**INSTRUCTIONS TO FOLLOW**
Within the data below, count every line that includes "icon" and report the total alone.

═══ DATA LISTING ═══

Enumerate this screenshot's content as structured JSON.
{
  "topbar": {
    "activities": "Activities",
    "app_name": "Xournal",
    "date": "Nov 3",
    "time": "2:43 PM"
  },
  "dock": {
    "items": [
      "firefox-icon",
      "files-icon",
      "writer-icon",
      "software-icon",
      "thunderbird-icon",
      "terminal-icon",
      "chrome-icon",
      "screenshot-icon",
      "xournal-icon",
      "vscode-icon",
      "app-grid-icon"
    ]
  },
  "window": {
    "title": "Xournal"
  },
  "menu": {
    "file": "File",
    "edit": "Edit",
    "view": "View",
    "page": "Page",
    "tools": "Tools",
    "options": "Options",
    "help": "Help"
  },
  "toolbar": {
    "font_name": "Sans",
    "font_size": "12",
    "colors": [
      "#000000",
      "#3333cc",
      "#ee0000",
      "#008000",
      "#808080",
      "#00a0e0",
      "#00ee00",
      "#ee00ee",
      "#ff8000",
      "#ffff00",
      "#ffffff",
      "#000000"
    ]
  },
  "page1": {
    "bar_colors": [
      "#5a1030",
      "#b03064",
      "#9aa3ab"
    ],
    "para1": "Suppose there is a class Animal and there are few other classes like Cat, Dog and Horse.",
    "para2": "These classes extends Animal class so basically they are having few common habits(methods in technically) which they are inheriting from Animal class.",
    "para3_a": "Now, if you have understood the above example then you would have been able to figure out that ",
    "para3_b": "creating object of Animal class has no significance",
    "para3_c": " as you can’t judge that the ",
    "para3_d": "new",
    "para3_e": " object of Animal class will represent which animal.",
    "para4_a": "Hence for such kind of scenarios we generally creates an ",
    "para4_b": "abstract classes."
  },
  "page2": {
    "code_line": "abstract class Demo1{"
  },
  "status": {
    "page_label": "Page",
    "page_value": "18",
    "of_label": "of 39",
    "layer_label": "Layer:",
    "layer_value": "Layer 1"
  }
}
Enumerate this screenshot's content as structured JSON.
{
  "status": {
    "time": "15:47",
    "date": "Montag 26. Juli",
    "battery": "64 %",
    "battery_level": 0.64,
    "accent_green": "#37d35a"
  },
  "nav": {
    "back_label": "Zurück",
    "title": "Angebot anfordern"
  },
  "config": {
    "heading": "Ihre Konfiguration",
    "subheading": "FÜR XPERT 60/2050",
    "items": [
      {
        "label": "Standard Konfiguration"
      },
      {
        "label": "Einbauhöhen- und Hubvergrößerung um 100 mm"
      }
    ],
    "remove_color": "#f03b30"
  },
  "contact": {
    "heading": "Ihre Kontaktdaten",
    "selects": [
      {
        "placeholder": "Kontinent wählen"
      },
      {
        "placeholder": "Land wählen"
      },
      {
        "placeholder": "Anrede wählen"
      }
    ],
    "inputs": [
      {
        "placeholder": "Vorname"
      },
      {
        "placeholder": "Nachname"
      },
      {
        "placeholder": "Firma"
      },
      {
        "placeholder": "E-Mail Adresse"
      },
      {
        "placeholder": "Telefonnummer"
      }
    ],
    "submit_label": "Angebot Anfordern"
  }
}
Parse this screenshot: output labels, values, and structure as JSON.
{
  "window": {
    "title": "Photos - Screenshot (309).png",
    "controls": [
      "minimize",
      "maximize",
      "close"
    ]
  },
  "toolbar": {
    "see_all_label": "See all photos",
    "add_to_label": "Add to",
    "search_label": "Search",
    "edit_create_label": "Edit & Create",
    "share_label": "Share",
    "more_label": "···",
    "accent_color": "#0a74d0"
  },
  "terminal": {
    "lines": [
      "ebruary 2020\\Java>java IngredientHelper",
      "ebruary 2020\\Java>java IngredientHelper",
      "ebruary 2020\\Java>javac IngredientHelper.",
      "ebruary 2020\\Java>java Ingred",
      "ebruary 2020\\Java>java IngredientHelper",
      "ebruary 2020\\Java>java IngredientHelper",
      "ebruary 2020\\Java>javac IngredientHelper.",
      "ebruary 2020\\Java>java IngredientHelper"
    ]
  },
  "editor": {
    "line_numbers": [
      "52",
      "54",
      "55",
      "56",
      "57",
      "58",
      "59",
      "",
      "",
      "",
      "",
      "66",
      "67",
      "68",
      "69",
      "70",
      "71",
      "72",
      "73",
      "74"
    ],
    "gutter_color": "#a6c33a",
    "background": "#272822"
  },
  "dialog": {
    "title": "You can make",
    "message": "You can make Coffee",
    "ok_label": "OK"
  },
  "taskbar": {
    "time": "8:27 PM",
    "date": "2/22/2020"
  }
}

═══

**ANSWER TO THIS TASK**
11